The regulatory board for Naturopathic Doctors in Ontario is the College of Naturopaths of Ontario. The College’s job is to act in the public interest, to ensure safe, competent and ethical naturopathic care.

How do I know if I’m seeing a licensed naturopath?

The College of Naturopaths of Ontario maintains an up-to-date list of registered naturopaths in the province of Ontario here.
Our naturopaths all hold current licenses, and are insured. We’re also members of both the Ontario Association of Naturopathic Doctors (OAND) and the Canadian Association of Naturopathic Doctors (CAND).

Are there other Collingwood Naturopaths?

Collingwood has several practicing naturopathic doctors. You can find them, as well as other local naturopaths on our Collingwood Naturopaths page.

Can I see a naturopath and my family doctor at the same time?

Of course! In fact, many people like to have a health team composed of multiple professionals. Naturopathic treatment  rarely conflicts with conventional medical treatments and prescriptions, and naturopaths are well-trained in understanding interactions between natural treatments and conventional prescriptions.
Even in cases that clearly call for conventional medical intervention, such as surgery, your naturopath can help before and after your procedure to help accelerate your recovery.

What are your hours?

You can reach us at 705-444-5331 during the following hours:

Monday 9AM – 8PM
Tuesday-Thursday 9AM – 5PM
Fridays 9AM – 1PM

What can I expect / how does it work?

The goal of the naturopathic doctor is to understand the patient and all the factors which impact on his/her health.
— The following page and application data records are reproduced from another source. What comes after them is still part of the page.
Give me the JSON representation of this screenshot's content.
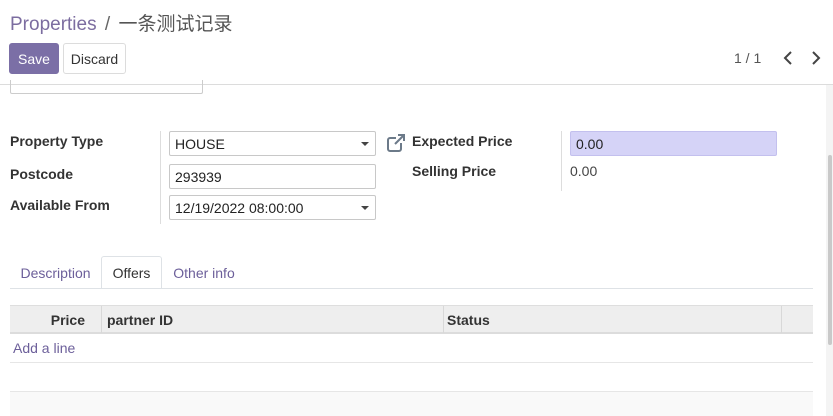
{
  "breadcrumb": {
    "parent": "Properties",
    "separator": "/",
    "current": "一条测试记录"
  },
  "toolbar": {
    "save_label": "Save",
    "discard_label": "Discard"
  },
  "pager": {
    "value": "1 / 1"
  },
  "form": {
    "property_type": {
      "label": "Property Type",
      "value": "HOUSE"
    },
    "postcode": {
      "label": "Postcode",
      "value": "293939"
    },
    "available_from": {
      "label": "Available From",
      "value": "12/19/2022 08:00:00"
    },
    "expected_price": {
      "label": "Expected Price",
      "value": "0.00"
    },
    "selling_price": {
      "label": "Selling Price",
      "value": "0.00"
    }
  },
  "tabs": [
    {
      "label": "Description",
      "active": false
    },
    {
      "label": "Offers",
      "active": true
    },
    {
      "label": "Other info",
      "active": false
    }
  ],
  "offers_table": {
    "columns": [
      "Price",
      "partner ID",
      "Status"
    ],
    "add_line_label": "Add a line"
  },
  "icons": {
    "external_link": "external-link-icon",
    "prev": "chevron-left-icon",
    "next": "chevron-right-icon",
    "dropdown": "caret-down-icon"
  },
  "colors": {
    "brand": "#7b6fa6",
    "link": "#6c5f9a",
    "price_field_bg": "#d5d3f7"
  }
}
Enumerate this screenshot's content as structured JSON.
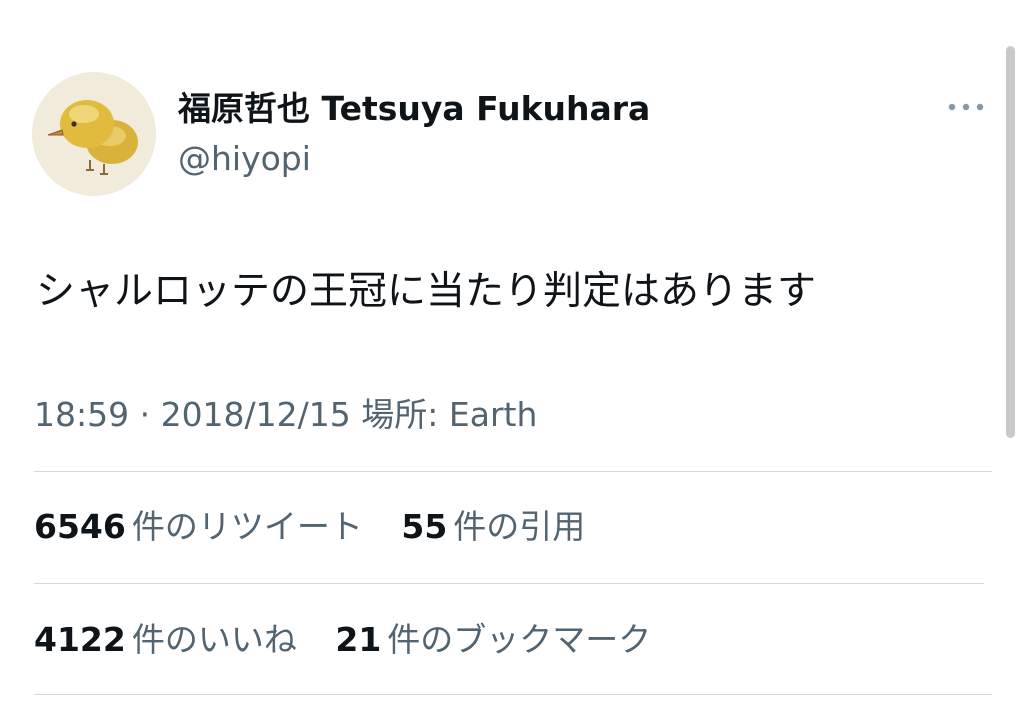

Like your medical doctor, a naturopathic doctor will take an in-depth patient history, and seek information from a physical exam and laboratory tests.

In contrast to your medical doctor, a naturopathic doctor may spend far more time with you as a patient, use different tools, and will operate under differing philosophical principles based on the belief in the healing power of nature and including treating the whole person, finding the root cause, doctor as teacher and prevention as the best medicine.

In our office you can expect a high degree of personal attention, strict confidentiality, and a wide range of health care services designed to help you find your best level of health.

Are your services covered by OHIP?

Naturopathic doctors are not covered by OHIP in the province of Ontario . However, most extended health benefits packages cover visits to licensed naturopathic doctors up to a certain amount per family member per year. Consult your benefits package for details. StoneTree Clinic does direct billing to your insurance company which can make it easier for you to access care and manage your cash flow.   

Are you accepting new patients? How can I refer friends and family?

We gratefully accept new patients, and value your trust. The patient-doctor relationship is an important one, so we offer a free 15-minute ‘meet the doctor’ visit to allow any new patient to get to know us a little better before they make any commitment. Just contact us at 705-444-5331 to book an appointment, or book online here.
You can learn more about referrals here.

Don’t see the answer to your question here? Please contact us, and we’ll be happy to help!